> **Exercise brief**: Each line in the entries below that holds the word "background" belongs in the answer.

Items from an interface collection
————

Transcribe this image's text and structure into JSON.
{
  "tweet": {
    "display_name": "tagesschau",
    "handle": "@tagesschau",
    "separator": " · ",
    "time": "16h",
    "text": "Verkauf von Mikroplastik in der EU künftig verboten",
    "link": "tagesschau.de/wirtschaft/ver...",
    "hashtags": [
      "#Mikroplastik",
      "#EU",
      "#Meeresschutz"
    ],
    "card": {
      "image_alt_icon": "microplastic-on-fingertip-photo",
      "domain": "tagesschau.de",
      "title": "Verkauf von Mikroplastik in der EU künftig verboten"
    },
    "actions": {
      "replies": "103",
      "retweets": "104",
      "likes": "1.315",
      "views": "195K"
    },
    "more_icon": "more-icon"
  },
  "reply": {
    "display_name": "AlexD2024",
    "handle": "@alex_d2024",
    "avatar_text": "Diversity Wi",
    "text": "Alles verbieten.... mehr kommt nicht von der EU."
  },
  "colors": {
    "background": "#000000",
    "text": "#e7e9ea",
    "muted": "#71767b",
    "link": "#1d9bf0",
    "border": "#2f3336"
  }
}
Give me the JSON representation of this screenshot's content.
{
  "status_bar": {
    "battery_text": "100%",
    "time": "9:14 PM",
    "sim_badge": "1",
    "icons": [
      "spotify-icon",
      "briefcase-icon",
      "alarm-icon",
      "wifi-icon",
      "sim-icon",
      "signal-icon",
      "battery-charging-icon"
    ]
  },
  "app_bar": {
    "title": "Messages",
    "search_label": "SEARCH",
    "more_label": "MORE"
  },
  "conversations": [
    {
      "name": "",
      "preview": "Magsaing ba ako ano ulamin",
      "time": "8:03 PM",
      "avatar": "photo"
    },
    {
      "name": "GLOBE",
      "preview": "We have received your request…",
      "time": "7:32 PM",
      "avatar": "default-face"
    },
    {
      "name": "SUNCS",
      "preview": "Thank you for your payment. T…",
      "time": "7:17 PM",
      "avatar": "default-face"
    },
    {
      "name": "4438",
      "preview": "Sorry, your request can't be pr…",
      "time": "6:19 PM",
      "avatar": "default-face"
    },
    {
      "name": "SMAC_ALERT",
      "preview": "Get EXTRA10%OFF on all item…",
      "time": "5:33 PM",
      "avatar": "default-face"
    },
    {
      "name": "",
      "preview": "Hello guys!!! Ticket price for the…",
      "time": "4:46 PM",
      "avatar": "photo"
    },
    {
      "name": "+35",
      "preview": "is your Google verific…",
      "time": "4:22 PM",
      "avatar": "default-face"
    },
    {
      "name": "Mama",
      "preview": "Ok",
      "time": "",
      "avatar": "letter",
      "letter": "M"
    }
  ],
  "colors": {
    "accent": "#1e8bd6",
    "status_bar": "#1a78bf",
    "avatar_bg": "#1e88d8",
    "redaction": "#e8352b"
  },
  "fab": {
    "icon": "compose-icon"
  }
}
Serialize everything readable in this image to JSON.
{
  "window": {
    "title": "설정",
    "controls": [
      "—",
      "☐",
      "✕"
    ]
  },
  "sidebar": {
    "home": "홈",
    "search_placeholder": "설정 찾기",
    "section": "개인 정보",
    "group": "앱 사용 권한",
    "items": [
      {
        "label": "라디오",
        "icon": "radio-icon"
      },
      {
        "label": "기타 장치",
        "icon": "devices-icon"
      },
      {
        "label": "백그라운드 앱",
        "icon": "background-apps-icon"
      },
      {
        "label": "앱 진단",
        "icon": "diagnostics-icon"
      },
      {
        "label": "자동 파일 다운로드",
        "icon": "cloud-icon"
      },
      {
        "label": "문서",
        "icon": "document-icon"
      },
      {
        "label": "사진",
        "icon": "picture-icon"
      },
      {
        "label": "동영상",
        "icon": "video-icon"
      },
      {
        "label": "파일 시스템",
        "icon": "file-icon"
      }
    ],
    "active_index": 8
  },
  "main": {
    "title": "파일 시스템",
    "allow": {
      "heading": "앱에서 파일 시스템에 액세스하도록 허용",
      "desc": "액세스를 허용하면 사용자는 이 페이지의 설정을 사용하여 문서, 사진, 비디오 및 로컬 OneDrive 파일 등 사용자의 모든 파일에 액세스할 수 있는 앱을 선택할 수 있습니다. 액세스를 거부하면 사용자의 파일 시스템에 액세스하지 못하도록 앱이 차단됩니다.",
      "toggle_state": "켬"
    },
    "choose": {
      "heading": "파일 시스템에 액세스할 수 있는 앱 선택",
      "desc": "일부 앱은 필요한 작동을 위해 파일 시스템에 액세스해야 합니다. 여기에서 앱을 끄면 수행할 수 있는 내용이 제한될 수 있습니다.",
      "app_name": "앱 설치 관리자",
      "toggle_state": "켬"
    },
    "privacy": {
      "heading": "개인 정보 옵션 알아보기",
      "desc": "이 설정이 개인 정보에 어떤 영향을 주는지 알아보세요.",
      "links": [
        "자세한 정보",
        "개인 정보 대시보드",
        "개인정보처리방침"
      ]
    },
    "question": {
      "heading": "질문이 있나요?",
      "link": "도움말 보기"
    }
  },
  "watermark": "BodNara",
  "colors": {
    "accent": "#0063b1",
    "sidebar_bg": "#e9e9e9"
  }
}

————

> **Response area**:
    "background": "#000000",
        "icon": "background-apps-icon"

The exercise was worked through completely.